She was looking for real answers, not just more pills. I don’t mean to demean or put down any patient who must take medications to create some resemblance of normalcy, but they DO create long term side effects, and they NEVER address the source of the problem. Anything that is going to make things more bearable in the short term, are often necessary. You have to get through the day. Certainly though, just getting through the day can’t be the long term goal.

So let me tell you about a particular patient I have had the pleasure of beginning to work with. At the onset, after reviewing a lengthy case history, we decided that there was very likely a number of metabolic underpinnings that lied at the root of her pain and other symptoms. So we agreed to run some laboratory tests that would give us great information about her condition in addition to our findings on her neurological evaluation.

So what did we find? Well we had several significant findings on her blood test, stool test, and exam. Now I don’t arbitrarily order these tests. In this case the history necessitated that THESE tests be ordered. There were definitely many things that were wrong with her body, that were specific, and that led us to very specific action steps to change her life in a profound way.

After reviewing the results, she actually was a little angry, not at me, but angry at the medical system that had pushed pills and band-aids on her, and never really worked hard for her. When you deal with something for 30 years, and never really get the answer you are looking for, you can become a bit jaded.

We were fortunate enough to be able to help her get her life back. What she called a “normal life”. I am happy to say that we were also able to help her daughter rid herself of Fibromyalgia as well.
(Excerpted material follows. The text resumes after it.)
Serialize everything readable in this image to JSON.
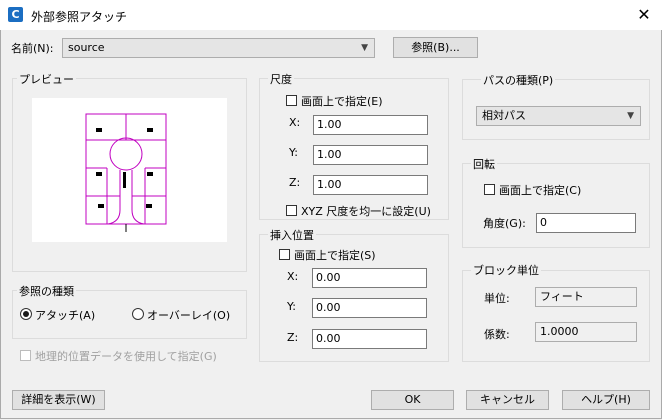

Although have not seen her in over 2 years, she still sends me emails during the holidays (as well as a few funny ones in between) to let me know she is doing great.